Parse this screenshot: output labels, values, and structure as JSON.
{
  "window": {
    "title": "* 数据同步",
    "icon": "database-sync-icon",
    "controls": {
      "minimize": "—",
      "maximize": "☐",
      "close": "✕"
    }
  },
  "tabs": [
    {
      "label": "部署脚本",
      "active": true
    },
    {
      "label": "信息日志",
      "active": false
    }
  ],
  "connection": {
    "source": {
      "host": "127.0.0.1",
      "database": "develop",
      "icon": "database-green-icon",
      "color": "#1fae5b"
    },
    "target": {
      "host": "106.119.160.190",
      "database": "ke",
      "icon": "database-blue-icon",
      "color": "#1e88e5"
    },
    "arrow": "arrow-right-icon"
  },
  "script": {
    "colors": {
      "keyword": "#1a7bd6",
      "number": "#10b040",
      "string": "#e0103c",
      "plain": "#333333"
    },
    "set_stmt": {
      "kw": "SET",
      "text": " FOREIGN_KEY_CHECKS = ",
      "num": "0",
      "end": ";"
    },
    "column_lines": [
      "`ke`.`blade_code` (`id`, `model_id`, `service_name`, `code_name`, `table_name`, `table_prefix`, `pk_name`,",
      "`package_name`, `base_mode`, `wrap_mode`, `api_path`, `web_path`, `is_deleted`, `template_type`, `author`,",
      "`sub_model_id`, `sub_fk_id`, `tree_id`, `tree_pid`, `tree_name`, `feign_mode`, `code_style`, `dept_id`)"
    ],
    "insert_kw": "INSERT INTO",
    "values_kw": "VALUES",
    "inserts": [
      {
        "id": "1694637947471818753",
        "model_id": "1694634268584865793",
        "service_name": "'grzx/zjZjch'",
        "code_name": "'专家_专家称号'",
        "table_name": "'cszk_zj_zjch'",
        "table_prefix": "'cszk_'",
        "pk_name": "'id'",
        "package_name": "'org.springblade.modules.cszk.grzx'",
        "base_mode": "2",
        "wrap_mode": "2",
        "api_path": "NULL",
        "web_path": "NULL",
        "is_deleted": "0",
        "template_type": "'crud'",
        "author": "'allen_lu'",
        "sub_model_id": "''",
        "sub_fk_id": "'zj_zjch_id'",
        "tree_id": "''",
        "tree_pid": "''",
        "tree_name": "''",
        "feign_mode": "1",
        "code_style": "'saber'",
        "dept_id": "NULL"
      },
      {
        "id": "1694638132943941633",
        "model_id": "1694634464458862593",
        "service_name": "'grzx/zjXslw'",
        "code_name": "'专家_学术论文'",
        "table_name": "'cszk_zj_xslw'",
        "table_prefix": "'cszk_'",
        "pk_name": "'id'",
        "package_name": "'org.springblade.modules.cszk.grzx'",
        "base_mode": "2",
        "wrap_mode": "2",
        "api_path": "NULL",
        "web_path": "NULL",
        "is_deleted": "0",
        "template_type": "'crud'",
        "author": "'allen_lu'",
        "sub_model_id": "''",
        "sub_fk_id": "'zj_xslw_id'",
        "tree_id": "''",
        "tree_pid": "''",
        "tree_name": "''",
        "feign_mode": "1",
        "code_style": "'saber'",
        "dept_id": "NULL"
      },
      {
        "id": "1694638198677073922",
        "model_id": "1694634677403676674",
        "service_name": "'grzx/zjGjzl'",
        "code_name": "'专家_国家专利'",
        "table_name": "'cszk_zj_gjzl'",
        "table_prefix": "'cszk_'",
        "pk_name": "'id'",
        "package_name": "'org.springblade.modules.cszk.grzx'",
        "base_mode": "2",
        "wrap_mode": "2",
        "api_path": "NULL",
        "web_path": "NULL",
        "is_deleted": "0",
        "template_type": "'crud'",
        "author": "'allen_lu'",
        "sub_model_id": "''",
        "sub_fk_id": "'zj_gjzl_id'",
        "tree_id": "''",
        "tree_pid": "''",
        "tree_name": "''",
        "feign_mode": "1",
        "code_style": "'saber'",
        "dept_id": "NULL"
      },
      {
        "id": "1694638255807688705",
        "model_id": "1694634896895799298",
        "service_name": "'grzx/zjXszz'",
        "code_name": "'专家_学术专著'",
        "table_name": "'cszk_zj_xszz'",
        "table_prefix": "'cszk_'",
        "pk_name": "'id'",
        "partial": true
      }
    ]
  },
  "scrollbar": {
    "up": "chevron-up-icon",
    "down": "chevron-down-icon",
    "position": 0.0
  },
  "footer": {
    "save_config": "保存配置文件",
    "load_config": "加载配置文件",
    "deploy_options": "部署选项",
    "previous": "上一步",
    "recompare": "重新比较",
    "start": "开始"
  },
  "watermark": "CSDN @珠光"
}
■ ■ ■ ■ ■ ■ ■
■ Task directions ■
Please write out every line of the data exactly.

■ Task output ■
Parse this screenshot: output labels, values, and structure as JSON.
{
  "window": {
    "title": "* 数据同步",
    "icon": "database-sync-icon",
    "controls": {
      "minimize": "—",
      "maximize": "☐",
      "close": "✕"
    }
  },
  "tabs": [
    {
      "label": "部署脚本",
      "active": true
    },
    {
      "label": "信息日志",
      "active": false
    }
  ],
  "connection": {
    "source": {
      "host": "127.0.0.1",
      "database": "develop",
      "icon": "database-green-icon",
      "color": "#1fae5b"
    },
    "target": {
      "host": "106.119.160.190",
      "database": "ke",
      "icon": "database-blue-icon",
      "color": "#1e88e5"
    },
    "arrow": "arrow-right-icon"
  },
  "script": {
    "colors": {
      "keyword": "#1a7bd6",
      "number": "#10b040",
      "string": "#e0103c",
      "plain": "#333333"
    },
    "set_stmt": {
      "kw": "SET",
      "text": " FOREIGN_KEY_CHECKS = ",
      "num": "0",
      "end": ";"
    },
    "column_lines": [
      "`ke`.`blade_code` (`id`, `model_id`, `service_name`, `code_name`, `table_name`, `table_prefix`, `pk_name`,",
      "`package_name`, `base_mode`, `wrap_mode`, `api_path`, `web_path`, `is_deleted`, `template_type`, `author`,",
      "`sub_model_id`, `sub_fk_id`, `tree_id`, `tree_pid`, `tree_name`, `feign_mode`, `code_style`, `dept_id`)"
    ],
    "insert_kw": "INSERT INTO",
    "values_kw": "VALUES",
    "inserts": [
      {
        "id": "1694637947471818753",
        "model_id": "1694634268584865793",
        "service_name": "'grzx/zjZjch'",
        "code_name": "'专家_专家称号'",
        "table_name": "'cszk_zj_zjch'",
        "table_prefix": "'cszk_'",
        "pk_name": "'id'",
        "package_name": "'org.springblade.modules.cszk.grzx'",
        "base_mode": "2",
        "wrap_mode": "2",
        "api_path": "NULL",
        "web_path": "NULL",
        "is_deleted": "0",
        "template_type": "'crud'",
        "author": "'allen_lu'",
        "sub_model_id": "''",
        "sub_fk_id": "'zj_zjch_id'",
        "tree_id": "''",
        "tree_pid": "''",
        "tree_name": "''",
        "feign_mode": "1",
        "code_style": "'saber'",
        "dept_id": "NULL"
      },
      {
        "id": "1694638132943941633",
        "model_id": "1694634464458862593",
        "service_name": "'grzx/zjXslw'",
        "code_name": "'专家_学术论文'",
        "table_name": "'cszk_zj_xslw'",
        "table_prefix": "'cszk_'",
        "pk_name": "'id'",
        "package_name": "'org.springblade.modules.cszk.grzx'",
        "base_mode": "2",
        "wrap_mode": "2",
        "api_path": "NULL",
        "web_path": "NULL",
        "is_deleted": "0",
        "template_type": "'crud'",
        "author": "'allen_lu'",
        "sub_model_id": "''",
        "sub_fk_id": "'zj_xslw_id'",
        "tree_id": "''",
        "tree_pid": "''",
        "tree_name": "''",
        "feign_mode": "1",
        "code_style": "'saber'",
        "dept_id": "NULL"
      },
      {
        "id": "1694638198677073922",
        "model_id": "1694634677403676674",
        "service_name": "'grzx/zjGjzl'",
        "code_name": "'专家_国家专利'",
        "table_name": "'cszk_zj_gjzl'",
        "table_prefix": "'cszk_'",
        "pk_name": "'id'",
        "package_name": "'org.springblade.modules.cszk.grzx'",
        "base_mode": "2",
        "wrap_mode": "2",
        "api_path": "NULL",
        "web_path": "NULL",
        "is_deleted": "0",
        "template_type": "'crud'",
        "author": "'allen_lu'",
        "sub_model_id": "''",
        "sub_fk_id": "'zj_gjzl_id'",
        "tree_id": "''",
        "tree_pid": "''",
        "tree_name": "''",
        "feign_mode": "1",
        "code_style": "'saber'",
        "dept_id": "NULL"
      },
      {
        "id": "1694638255807688705",
        "model_id": "1694634896895799298",
        "service_name": "'grzx/zjXszz'",
        "code_name": "'专家_学术专著'",
        "table_name": "'cszk_zj_xszz'",
        "table_prefix": "'cszk_'",
        "pk_name": "'id'",
        "partial": true
      }
    ]
  },
  "scrollbar": {
    "up": "chevron-up-icon",
    "down": "chevron-down-icon",
    "position": 0.0
  },
  "footer": {
    "save_config": "保存配置文件",
    "load_config": "加载配置文件",
    "deploy_options": "部署选项",
    "previous": "上一步",
    "recompare": "重新比较",
    "start": "开始"
  },
  "watermark": "CSDN @珠光"
}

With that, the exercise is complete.